U.S. District Judge H. Russel Holland said in a written order that fasting Muslim inmates must be given daily meals containing at least 2,600 calories during the religion’s holy month of Ramadan, which began May 16 and is marked by fasting from dawn to sunset.
The Council on American-Islamic Relations (CAIR) Legal Defense Fund sued on behalf of two Muslim inmates this week, arguing that bagged meals the men received each evening range from about 500 to 1,100 calories, when they should be receiving 2,600 to 2,800 calories per day under federal health guidelines.
And some days the men held at the Anchorage Correctional Complex got bologna sandwiches believed to contain pork product that they cannot eat because of their faith, the lawsuit said.
An attorney for the state, Matthias Cicotte, said the prisoners were not deprived and pork wasn’t being served at the jail.

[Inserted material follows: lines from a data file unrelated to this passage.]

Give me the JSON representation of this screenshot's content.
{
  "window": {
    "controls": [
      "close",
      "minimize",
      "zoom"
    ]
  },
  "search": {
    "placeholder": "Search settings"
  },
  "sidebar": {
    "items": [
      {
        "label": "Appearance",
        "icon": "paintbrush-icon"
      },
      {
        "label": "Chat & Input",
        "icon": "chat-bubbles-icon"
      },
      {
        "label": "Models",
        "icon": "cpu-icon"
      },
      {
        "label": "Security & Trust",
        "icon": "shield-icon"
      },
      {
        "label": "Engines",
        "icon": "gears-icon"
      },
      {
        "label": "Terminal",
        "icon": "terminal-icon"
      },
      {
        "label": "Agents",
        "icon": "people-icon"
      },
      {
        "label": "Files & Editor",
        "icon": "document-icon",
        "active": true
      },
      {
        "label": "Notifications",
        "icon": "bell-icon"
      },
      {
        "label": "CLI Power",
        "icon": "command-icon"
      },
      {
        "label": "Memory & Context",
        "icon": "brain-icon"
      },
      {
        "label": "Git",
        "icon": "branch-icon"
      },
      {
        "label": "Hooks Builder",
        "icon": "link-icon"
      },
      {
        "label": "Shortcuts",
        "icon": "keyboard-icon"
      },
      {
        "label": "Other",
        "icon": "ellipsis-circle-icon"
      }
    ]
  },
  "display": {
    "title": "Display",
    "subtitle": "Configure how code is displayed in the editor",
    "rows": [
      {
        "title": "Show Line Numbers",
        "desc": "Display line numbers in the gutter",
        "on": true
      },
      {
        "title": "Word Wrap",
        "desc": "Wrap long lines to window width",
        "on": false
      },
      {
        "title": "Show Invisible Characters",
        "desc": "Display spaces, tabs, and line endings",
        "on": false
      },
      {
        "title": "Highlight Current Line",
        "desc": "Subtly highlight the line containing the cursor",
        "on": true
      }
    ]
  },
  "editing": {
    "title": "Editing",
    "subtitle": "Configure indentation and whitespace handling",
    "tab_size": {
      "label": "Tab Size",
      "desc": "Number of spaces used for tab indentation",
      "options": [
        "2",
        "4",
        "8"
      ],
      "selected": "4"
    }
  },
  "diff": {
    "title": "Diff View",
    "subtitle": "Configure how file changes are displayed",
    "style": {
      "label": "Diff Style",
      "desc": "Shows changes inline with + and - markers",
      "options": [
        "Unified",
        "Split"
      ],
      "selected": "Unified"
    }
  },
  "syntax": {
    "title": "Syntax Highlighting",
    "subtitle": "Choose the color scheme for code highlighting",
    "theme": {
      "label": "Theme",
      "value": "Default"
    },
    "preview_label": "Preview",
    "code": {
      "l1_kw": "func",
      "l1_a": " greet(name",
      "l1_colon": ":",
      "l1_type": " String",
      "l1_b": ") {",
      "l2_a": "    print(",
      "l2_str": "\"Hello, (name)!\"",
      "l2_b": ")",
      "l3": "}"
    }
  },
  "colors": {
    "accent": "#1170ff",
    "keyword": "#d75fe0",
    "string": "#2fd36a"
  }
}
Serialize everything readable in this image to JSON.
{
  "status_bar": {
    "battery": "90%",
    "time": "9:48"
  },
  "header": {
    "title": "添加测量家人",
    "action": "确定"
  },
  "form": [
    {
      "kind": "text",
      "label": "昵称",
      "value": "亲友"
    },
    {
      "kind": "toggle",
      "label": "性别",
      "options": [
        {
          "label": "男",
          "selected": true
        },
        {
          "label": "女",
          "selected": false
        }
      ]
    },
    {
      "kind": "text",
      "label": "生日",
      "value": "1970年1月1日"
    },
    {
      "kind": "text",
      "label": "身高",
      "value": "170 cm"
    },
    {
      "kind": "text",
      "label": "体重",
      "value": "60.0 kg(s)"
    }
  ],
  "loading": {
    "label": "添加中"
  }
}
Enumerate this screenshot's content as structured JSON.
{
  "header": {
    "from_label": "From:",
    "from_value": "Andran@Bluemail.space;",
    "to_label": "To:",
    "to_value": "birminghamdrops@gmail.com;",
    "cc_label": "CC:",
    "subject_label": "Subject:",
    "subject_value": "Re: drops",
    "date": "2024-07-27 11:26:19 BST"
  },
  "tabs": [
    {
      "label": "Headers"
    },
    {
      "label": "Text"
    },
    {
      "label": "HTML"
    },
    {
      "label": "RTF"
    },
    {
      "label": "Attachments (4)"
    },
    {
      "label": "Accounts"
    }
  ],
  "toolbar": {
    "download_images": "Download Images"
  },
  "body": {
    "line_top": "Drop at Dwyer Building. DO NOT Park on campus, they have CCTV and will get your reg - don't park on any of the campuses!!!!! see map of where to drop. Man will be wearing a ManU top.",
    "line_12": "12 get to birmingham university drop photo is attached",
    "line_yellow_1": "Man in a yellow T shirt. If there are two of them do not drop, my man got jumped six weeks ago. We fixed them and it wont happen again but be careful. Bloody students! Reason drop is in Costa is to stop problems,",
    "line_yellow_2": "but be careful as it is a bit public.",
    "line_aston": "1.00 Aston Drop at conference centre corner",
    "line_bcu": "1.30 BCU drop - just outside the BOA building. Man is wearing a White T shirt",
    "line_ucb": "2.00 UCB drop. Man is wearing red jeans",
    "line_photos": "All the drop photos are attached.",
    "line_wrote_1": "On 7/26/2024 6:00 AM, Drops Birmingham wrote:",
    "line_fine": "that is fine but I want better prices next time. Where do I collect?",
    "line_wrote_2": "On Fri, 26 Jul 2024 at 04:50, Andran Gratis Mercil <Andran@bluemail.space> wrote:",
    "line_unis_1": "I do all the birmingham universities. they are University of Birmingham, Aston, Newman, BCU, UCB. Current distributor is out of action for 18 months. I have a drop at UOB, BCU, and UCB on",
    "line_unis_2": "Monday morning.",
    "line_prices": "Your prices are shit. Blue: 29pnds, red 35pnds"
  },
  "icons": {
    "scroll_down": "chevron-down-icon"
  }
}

The judge set a daily threshold of at least 2,600 calories in his emergency order. Holland wrote that even if the men received sufficient food on some days, there was evidence that they have not received enough every day.
The lawsuit seeks an unspecified amount in damages and contends the jail policy is unconstitutional cruel and unusual punishment and has a chilling effect on the men’s rights to exercise their religion.
It names the jail’s superintendent, the state corrections commissioner and others.